Different mechanisms contributing to savings and anterograde interference are impaired in Parkinson’s disease
Front. Hum. Neurosci.. 2013-01-01; 7:
Lire sur PubMed
1. Front Hum Neurosci. 2013 Feb 27;7:55. doi: 10.3389/fnhum.2013.00055. eCollection
Different mechanisms contributing to savings and anterograde interference are
impaired in Parkinson’s disease.
Leow LA(1), de Rugy A, Loftus AM, Hammond G.
(1)School of Psychology, University of Western Australia Crawley, WA, Australia.
Reinforcement and use-dependent plasticity mechanisms have been proposed to be
involved in both savings and anterograde interference in adaptation to a
visuomotor rotation (cf. Huang et al., 2011). In Parkinson’s disease (PD),
dopamine dysfunction is known to impair reinforcement mechanisms, and could also
affect use-dependent plasticity. Here, we assessed savings and anterograde
interference in PD with an A1-B-A2 paradigm in which movement repetition was (1)
favored by the use of a single-target, and (2) manipulated through the amount of
initial training. PD patients and controls completed either limited or extended
training in A1 where they adapted movement to a 30° counter-clockwise rotation of
visual feedback of the movement trajectory, and then adapted to a 30° clockwise
rotation in B. After subsequent washout, participants readapted to the first 30°
counter-clockwise rotation in A2. Controls showed significant anterograde
interference from A1 to B only after extended training, and significant A1-B-A2
savings after both limited and extended training. However, despite similar A1
adaptation to controls, PD patients showed neither anterograde interference nor
savings. That extended training was necessary in controls to elicit anterograde
interference but not savings suggests that savings and anterograde interference
do not result from equal contributions of the same underlying mechanism(s). It is
suggested that use-dependent plasticity mechanisms contributes to anterograde
interference but not to savings, while reinforcement mechanisms contribute to

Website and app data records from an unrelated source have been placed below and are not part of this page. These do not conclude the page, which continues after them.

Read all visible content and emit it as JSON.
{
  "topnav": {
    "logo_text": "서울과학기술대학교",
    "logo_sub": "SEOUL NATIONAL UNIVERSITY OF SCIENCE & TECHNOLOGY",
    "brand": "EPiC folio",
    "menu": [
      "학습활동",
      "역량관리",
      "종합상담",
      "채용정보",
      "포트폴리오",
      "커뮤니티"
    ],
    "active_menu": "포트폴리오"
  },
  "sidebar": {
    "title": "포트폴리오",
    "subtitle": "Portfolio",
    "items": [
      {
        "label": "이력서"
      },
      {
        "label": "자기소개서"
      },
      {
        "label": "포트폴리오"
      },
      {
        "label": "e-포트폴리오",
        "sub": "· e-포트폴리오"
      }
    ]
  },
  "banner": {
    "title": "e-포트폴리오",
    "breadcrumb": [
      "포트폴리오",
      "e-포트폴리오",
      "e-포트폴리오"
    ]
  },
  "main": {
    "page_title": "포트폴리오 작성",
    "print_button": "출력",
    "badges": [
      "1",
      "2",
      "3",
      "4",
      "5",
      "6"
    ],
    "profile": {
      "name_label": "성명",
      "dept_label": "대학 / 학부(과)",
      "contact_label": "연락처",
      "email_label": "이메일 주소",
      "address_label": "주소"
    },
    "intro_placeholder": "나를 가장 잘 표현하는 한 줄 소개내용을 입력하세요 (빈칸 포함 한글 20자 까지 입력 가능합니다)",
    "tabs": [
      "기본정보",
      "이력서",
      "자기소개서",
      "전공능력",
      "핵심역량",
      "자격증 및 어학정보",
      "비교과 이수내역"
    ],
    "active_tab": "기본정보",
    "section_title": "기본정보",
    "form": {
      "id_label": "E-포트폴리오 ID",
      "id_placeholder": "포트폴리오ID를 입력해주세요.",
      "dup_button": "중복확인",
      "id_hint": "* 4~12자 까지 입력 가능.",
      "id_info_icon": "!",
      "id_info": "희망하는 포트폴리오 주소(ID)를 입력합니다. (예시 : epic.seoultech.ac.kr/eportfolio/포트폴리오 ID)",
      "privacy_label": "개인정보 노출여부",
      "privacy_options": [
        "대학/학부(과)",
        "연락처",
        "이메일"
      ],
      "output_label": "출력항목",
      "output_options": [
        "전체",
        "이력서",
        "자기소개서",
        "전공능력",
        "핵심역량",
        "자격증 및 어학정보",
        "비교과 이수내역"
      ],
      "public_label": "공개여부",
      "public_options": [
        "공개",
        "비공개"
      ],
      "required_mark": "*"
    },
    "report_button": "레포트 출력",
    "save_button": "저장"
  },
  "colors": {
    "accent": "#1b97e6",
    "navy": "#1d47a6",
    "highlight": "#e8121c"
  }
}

both. As both savings and anterograde interference were impaired in PD, dopamine
dysfunction in PD might impair both reinforcement and use-dependent plasticity
mechanisms during adaptation to a visuomotor rotation.